Data:
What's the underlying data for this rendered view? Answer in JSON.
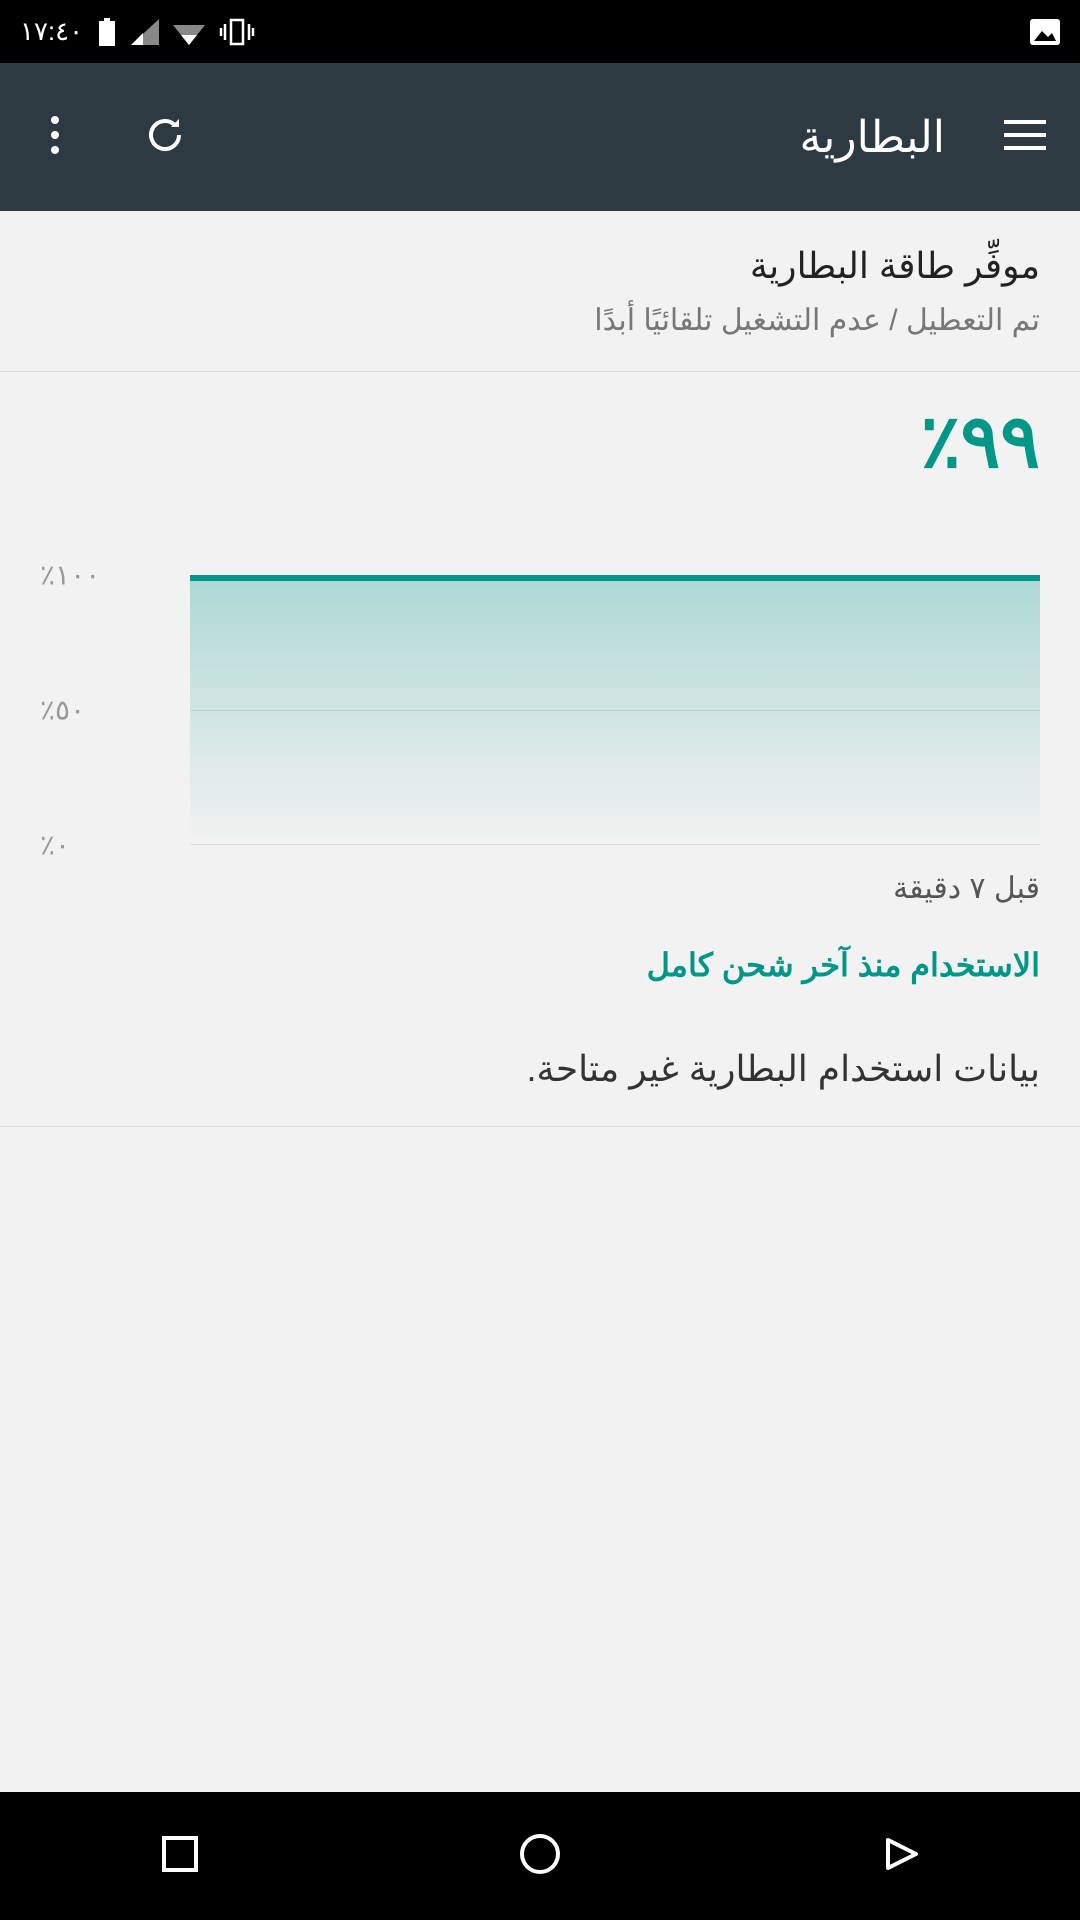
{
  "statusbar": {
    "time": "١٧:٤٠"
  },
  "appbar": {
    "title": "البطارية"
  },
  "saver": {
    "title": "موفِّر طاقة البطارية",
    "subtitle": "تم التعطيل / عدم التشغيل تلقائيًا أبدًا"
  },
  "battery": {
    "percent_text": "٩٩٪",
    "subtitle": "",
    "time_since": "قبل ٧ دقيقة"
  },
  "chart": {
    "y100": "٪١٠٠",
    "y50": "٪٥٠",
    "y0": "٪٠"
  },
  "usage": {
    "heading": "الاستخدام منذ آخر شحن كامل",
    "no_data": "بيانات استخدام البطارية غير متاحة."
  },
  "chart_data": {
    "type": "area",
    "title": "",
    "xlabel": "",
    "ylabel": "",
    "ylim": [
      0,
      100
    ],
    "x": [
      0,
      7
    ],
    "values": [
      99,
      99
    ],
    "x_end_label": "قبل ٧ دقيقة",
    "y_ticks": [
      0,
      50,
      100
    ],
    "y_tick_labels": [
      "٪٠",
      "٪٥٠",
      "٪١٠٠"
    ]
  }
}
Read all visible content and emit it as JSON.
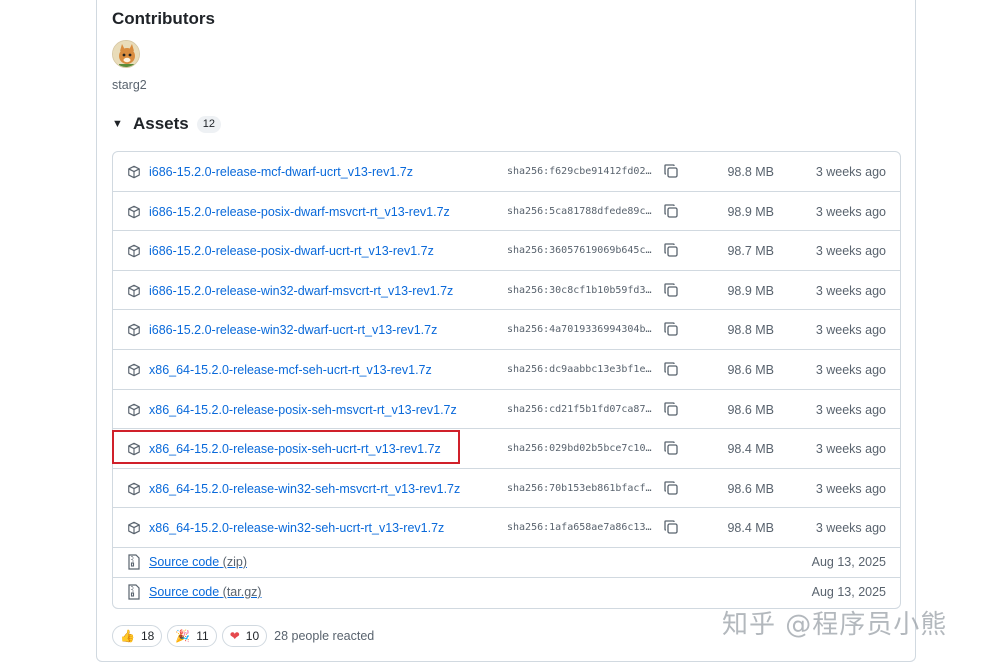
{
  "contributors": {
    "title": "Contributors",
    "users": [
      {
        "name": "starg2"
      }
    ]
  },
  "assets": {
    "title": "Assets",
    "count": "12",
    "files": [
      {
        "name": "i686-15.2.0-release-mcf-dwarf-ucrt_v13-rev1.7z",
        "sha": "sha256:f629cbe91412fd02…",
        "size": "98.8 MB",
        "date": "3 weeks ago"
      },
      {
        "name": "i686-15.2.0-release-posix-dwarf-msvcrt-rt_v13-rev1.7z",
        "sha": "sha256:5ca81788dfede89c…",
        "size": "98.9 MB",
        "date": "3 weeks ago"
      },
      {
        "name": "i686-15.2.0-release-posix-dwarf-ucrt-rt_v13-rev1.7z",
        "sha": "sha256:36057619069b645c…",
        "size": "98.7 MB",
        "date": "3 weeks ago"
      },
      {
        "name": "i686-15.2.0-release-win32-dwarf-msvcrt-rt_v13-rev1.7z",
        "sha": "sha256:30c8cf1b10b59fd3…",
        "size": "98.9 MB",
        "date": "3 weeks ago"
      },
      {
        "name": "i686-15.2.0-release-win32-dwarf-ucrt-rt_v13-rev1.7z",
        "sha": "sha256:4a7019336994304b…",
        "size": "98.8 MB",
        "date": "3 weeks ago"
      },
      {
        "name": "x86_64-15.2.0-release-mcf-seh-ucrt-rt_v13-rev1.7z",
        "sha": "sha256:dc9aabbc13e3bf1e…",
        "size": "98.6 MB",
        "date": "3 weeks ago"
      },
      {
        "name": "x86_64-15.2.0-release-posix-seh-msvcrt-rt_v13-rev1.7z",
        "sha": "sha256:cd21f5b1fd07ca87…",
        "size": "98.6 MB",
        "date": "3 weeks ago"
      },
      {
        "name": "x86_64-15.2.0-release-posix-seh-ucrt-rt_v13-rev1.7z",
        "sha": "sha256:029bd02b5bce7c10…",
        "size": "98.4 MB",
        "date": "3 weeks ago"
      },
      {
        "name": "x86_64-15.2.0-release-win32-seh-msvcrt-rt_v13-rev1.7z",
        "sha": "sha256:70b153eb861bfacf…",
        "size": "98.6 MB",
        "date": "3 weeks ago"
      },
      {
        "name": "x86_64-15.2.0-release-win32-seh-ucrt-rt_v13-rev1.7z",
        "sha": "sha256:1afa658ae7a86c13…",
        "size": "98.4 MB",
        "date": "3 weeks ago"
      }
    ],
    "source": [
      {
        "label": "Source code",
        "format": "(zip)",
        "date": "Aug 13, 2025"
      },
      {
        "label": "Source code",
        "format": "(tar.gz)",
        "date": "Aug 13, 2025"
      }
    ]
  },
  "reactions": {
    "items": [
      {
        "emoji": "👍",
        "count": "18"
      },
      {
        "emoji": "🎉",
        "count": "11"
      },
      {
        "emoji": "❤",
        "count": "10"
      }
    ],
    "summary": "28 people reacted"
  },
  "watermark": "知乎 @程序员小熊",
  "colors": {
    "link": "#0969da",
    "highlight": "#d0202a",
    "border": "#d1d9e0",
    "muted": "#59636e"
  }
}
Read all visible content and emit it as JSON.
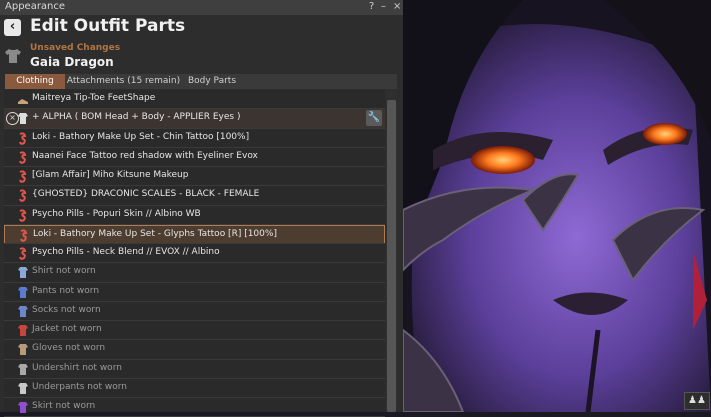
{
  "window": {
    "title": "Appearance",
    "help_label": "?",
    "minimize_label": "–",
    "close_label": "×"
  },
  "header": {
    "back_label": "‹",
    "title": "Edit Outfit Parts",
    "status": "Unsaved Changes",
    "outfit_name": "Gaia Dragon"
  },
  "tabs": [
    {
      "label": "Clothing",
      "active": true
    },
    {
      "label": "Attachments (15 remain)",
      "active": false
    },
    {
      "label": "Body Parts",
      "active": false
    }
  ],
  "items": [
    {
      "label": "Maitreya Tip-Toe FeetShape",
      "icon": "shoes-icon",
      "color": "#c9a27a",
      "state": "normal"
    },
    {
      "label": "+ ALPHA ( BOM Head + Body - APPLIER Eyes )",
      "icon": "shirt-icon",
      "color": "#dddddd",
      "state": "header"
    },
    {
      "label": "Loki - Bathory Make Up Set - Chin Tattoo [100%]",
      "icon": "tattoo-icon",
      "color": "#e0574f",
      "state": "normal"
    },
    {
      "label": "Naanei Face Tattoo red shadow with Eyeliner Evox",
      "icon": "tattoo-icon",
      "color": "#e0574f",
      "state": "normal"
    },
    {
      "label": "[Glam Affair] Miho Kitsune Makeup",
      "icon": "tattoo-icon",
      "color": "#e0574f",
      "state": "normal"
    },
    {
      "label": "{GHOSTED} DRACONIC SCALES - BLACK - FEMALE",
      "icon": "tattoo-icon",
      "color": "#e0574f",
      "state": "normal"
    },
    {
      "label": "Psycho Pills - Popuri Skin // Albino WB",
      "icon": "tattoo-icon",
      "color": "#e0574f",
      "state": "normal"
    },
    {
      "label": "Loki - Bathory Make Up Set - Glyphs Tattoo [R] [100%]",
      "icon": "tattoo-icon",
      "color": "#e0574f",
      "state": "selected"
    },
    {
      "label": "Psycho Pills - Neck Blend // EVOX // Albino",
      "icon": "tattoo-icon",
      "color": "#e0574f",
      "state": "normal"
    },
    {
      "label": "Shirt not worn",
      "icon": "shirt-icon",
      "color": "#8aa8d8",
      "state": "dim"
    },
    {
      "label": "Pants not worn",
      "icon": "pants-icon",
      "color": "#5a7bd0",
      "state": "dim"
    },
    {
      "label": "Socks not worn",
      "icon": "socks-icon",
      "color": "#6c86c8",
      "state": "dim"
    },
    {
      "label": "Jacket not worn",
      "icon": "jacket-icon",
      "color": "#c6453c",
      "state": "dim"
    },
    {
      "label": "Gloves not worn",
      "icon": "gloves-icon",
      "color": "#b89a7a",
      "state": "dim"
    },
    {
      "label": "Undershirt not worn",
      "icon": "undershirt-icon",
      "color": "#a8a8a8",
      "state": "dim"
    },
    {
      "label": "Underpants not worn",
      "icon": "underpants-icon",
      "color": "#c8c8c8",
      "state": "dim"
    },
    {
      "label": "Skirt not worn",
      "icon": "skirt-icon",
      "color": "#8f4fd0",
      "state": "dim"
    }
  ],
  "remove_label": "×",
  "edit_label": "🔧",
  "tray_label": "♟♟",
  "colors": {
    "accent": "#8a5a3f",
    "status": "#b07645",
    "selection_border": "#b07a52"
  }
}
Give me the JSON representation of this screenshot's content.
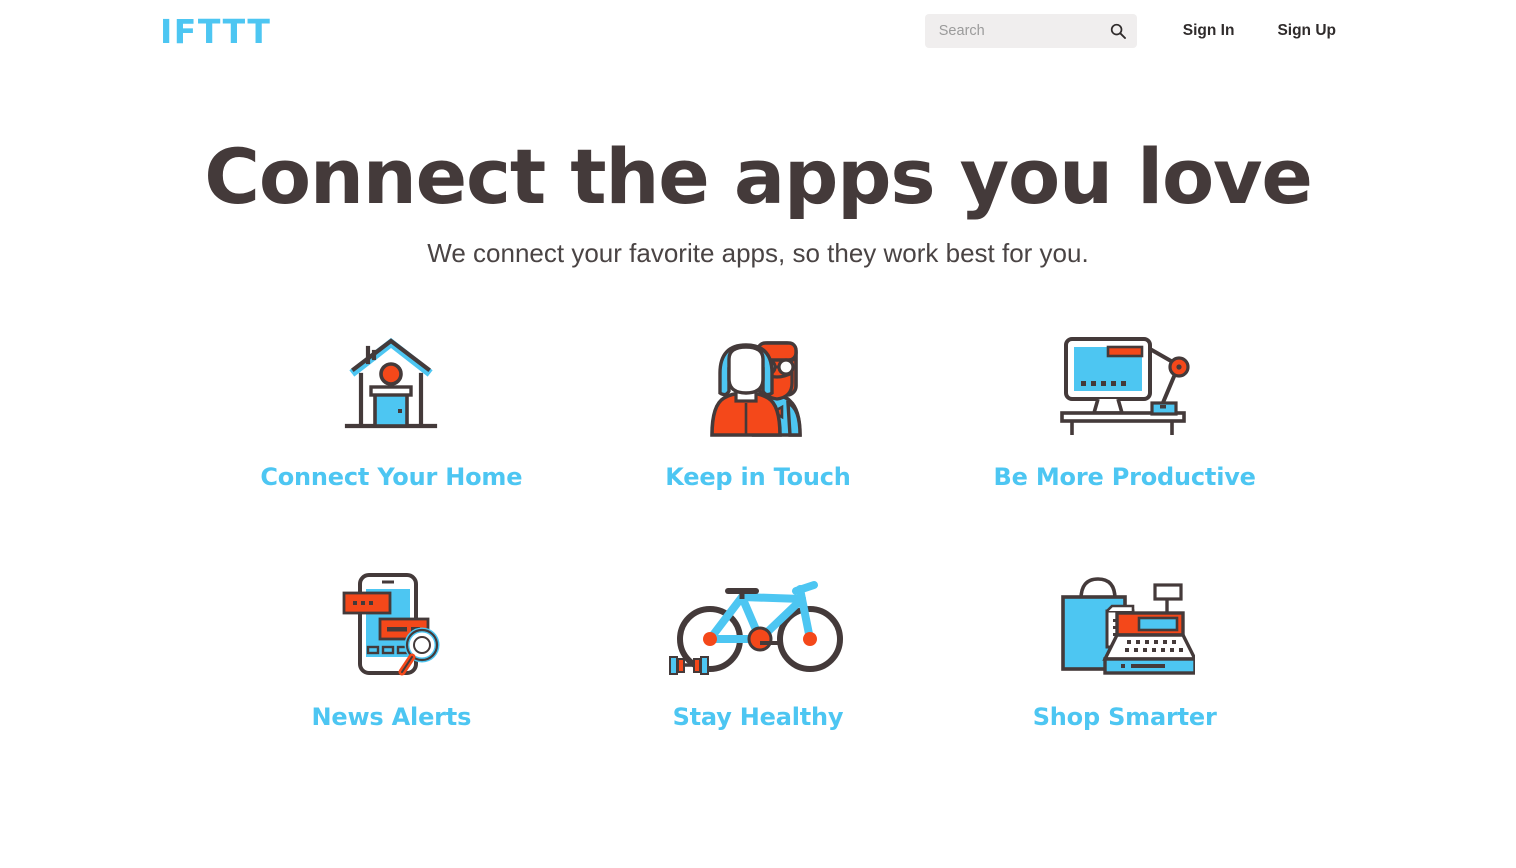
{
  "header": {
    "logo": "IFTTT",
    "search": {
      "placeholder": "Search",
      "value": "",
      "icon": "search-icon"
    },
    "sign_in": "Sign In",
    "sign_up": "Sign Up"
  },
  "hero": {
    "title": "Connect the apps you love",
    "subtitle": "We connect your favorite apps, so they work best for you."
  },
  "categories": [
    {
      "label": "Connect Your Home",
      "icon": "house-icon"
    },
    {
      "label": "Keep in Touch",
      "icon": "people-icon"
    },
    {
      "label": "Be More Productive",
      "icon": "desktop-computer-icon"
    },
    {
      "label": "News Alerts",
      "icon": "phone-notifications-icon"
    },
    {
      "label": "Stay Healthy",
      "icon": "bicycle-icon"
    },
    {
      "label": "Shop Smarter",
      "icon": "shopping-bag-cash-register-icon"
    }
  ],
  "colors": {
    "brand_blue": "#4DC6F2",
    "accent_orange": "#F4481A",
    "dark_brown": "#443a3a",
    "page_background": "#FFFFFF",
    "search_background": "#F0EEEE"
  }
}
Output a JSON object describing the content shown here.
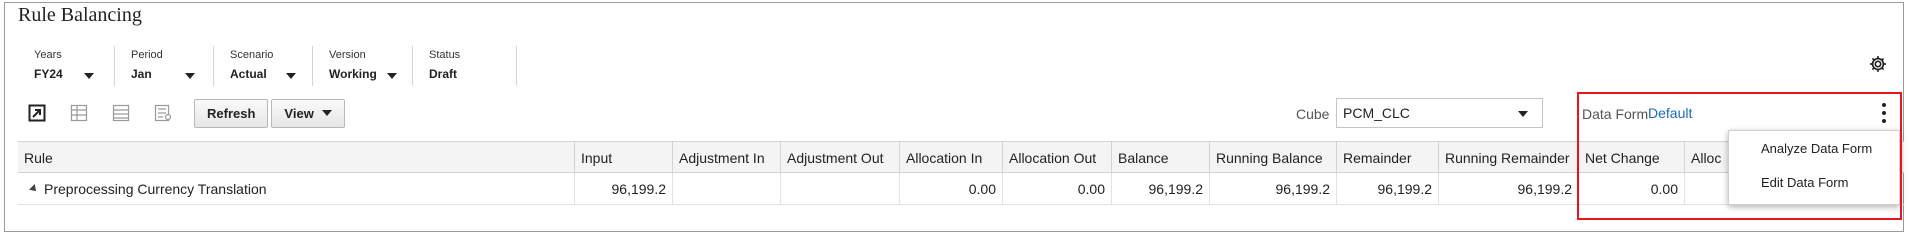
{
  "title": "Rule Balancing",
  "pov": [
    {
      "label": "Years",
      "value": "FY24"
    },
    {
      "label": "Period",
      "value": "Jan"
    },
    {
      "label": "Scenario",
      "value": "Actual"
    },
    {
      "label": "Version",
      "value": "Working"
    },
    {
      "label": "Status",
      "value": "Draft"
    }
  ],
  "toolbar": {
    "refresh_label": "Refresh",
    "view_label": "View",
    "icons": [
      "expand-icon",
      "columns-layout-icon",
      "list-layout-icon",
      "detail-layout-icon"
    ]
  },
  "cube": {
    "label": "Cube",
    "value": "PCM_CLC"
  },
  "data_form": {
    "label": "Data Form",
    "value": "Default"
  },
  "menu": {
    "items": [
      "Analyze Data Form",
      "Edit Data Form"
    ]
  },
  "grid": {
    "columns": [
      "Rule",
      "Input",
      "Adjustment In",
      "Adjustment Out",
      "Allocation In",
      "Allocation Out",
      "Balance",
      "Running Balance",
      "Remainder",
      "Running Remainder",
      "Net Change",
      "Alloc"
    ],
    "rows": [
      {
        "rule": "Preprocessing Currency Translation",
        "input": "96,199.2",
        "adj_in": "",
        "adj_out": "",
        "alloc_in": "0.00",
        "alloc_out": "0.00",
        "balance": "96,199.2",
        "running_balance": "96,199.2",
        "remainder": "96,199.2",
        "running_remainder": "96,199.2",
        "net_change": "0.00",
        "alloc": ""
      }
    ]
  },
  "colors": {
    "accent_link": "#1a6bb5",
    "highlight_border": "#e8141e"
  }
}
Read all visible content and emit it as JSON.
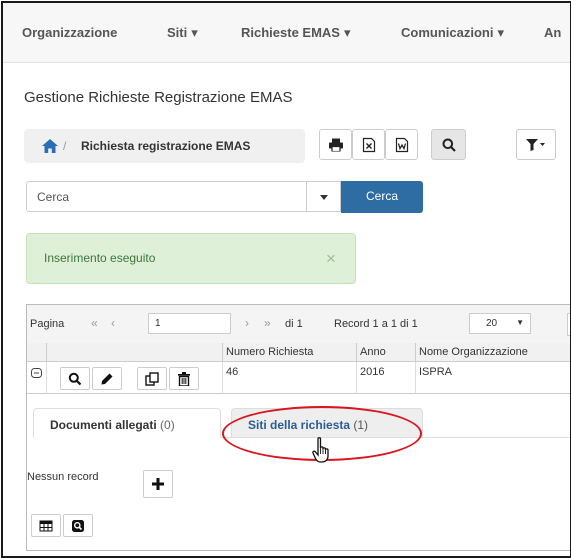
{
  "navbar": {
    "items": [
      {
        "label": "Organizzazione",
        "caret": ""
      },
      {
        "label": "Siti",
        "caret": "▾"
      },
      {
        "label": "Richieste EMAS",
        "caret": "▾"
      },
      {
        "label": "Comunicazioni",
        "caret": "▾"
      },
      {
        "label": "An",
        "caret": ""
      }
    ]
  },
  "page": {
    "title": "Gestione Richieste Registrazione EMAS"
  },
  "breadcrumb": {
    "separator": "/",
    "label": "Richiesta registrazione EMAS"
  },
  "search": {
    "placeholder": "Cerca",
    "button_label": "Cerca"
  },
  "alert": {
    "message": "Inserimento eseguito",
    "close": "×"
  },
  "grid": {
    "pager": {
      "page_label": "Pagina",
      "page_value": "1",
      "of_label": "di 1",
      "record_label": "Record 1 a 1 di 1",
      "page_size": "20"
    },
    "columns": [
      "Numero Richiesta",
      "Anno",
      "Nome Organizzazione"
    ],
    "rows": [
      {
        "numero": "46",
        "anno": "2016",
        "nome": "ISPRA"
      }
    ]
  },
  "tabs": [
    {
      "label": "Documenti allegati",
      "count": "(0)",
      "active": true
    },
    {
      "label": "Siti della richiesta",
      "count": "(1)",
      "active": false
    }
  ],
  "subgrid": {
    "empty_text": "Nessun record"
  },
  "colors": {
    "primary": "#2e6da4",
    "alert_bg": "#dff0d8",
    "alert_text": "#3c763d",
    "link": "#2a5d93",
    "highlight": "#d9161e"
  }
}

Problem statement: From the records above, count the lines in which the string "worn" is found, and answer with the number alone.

Task output: 8